Only the lines that contain the string "this" belong in the answer; pull them from the records.

##########

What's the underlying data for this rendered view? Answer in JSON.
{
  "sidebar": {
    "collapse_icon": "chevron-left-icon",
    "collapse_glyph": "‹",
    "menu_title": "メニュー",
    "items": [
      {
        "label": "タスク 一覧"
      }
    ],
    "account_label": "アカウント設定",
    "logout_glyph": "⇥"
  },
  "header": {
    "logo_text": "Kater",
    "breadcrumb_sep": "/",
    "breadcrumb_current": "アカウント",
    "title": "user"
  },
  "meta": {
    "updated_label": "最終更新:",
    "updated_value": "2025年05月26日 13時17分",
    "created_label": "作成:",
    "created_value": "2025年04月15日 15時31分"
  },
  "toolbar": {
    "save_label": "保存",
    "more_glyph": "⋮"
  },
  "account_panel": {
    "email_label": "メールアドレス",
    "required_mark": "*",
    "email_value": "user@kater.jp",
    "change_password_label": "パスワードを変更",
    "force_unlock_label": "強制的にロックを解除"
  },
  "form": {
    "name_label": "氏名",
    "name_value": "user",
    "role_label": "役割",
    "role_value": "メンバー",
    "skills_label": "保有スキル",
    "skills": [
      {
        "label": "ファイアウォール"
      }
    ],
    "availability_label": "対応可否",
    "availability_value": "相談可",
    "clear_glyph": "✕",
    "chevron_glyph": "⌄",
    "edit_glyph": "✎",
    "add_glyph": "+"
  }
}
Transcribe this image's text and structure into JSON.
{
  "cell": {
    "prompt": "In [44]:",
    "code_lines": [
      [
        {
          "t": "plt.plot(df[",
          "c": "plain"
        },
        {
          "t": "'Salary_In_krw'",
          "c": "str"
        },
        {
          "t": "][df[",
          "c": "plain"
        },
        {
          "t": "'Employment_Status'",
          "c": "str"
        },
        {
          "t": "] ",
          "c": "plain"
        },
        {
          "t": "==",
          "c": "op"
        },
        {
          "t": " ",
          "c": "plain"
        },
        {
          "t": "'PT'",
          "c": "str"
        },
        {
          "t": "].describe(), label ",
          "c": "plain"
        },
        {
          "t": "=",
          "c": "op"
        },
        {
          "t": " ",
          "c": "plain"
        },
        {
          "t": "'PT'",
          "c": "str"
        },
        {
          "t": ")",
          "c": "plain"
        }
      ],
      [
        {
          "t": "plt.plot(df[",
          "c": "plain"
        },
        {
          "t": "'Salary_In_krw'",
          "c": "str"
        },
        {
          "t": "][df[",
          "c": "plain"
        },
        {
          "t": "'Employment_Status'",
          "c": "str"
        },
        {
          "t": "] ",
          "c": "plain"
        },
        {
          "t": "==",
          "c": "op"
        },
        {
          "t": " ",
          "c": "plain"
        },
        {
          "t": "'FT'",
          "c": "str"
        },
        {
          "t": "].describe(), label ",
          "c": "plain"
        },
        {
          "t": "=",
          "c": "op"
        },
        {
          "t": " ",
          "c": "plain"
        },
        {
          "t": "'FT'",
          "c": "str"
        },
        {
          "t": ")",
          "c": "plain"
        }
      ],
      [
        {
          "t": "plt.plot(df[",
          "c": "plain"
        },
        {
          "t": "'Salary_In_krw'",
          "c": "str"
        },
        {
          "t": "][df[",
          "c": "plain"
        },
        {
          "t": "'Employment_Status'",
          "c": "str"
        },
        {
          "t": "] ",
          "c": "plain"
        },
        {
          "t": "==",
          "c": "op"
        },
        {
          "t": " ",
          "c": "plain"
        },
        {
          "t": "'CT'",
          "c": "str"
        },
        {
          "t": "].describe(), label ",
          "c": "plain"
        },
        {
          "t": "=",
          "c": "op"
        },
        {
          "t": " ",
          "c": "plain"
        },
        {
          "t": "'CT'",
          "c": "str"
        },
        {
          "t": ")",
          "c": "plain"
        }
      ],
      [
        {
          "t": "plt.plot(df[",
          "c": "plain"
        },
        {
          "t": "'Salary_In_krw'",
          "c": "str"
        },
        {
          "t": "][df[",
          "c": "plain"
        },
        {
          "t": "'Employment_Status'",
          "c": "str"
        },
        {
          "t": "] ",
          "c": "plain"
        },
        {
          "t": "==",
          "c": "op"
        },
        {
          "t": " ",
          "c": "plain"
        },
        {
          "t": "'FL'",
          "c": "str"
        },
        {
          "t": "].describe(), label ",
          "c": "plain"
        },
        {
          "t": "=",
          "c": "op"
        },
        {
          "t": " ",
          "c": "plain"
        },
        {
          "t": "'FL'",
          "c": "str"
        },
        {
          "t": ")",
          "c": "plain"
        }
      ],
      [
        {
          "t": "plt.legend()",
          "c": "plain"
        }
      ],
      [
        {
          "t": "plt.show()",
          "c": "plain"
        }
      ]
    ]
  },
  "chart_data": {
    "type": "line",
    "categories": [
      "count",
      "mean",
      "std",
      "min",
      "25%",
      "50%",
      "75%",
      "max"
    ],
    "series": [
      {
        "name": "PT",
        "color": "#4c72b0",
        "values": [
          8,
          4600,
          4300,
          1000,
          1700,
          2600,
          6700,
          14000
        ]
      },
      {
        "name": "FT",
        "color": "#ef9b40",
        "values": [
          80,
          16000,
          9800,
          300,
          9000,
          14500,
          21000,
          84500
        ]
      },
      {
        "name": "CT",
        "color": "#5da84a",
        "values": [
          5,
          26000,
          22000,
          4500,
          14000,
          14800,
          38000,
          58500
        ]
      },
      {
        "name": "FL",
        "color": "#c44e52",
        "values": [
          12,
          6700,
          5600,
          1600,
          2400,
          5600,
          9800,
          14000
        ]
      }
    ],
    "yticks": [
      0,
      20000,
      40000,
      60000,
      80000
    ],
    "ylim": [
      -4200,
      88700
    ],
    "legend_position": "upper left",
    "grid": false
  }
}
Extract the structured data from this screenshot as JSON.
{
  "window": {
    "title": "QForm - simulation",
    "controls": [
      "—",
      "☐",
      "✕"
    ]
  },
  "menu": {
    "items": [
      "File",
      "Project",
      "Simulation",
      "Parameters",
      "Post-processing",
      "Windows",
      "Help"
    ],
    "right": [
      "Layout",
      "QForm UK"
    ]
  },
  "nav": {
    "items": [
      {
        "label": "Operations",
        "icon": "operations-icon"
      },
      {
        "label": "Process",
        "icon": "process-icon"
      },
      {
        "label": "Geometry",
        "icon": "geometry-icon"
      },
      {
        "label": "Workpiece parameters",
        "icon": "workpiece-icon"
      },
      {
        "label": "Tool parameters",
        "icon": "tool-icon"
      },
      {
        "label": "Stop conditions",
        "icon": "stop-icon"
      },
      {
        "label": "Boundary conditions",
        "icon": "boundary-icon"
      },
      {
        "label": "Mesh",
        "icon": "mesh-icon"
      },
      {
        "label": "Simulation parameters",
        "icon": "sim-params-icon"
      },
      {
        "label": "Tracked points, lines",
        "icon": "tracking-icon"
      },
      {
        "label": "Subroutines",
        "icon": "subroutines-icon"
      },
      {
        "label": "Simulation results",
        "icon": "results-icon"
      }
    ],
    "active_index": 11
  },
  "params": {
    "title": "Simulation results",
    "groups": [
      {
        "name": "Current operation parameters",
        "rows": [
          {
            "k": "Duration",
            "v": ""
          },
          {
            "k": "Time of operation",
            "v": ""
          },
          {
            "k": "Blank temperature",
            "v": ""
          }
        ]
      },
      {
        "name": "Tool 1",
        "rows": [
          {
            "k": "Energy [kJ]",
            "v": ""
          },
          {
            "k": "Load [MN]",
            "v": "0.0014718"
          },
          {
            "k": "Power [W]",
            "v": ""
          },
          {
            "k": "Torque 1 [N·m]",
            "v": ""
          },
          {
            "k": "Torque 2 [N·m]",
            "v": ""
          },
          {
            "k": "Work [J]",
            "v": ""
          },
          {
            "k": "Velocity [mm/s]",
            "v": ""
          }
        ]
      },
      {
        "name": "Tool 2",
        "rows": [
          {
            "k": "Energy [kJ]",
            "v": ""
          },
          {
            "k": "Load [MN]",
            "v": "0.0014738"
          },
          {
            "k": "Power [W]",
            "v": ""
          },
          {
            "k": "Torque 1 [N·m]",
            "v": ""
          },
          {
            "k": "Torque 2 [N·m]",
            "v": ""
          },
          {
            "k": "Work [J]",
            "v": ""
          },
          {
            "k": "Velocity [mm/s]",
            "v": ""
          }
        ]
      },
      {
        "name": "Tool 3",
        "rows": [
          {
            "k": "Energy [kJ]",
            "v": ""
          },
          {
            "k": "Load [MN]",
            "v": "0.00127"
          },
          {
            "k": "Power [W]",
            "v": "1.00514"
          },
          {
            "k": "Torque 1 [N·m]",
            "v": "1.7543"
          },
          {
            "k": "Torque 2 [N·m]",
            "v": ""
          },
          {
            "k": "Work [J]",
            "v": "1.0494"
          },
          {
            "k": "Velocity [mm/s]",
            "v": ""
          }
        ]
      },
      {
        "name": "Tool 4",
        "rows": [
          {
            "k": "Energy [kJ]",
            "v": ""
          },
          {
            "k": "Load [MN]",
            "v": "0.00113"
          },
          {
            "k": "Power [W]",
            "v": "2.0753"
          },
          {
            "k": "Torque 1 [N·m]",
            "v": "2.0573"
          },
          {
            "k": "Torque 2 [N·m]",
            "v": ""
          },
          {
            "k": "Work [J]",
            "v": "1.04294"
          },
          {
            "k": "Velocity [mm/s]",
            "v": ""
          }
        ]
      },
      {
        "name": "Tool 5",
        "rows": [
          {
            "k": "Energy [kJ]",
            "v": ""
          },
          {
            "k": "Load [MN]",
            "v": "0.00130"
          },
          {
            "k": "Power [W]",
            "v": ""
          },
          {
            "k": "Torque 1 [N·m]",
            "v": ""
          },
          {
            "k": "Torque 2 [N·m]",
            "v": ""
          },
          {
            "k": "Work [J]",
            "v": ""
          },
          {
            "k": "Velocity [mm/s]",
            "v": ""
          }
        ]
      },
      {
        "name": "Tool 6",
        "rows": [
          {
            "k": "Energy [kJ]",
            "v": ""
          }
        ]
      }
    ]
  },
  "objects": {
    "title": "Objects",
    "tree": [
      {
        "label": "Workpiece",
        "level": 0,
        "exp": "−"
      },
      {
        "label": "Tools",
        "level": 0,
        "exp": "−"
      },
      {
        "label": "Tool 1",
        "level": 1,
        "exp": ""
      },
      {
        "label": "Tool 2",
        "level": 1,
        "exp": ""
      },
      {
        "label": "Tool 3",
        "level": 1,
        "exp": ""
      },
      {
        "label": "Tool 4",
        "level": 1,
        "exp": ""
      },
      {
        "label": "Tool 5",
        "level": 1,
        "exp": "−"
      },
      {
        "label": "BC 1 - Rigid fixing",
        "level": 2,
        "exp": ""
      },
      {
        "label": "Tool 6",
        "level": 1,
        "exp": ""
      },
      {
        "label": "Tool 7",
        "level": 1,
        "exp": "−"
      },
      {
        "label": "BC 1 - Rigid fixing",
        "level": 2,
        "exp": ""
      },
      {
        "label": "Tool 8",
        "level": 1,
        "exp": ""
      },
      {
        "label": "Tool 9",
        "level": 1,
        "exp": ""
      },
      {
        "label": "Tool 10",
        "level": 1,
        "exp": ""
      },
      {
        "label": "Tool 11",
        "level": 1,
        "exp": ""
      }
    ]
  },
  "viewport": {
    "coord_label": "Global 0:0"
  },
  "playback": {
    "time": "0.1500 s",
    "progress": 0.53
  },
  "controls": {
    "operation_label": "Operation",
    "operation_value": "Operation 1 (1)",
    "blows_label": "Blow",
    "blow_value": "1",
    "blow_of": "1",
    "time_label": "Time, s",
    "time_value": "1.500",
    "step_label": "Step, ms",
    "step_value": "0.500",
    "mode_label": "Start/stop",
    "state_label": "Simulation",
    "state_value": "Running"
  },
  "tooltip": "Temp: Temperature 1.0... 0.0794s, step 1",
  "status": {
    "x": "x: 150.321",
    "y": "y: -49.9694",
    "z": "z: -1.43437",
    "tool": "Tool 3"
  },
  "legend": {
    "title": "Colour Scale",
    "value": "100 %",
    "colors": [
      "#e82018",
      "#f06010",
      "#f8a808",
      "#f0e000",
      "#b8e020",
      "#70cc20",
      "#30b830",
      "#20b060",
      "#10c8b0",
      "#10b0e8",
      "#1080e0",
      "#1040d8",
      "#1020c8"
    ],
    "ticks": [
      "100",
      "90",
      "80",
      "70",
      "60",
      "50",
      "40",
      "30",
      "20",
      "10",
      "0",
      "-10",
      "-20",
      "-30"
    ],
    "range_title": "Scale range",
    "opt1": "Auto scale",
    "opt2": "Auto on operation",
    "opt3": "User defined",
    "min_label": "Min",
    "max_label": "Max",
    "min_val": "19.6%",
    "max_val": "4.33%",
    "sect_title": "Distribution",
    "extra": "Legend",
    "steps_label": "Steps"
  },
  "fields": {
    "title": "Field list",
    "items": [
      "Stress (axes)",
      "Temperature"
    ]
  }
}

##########

*Response to the task*
What's the underlying data for this rendered view? Answer in JSON.
Transcribe this image's text and structure into JSON.
Extract the structured data from this screenshot as JSON.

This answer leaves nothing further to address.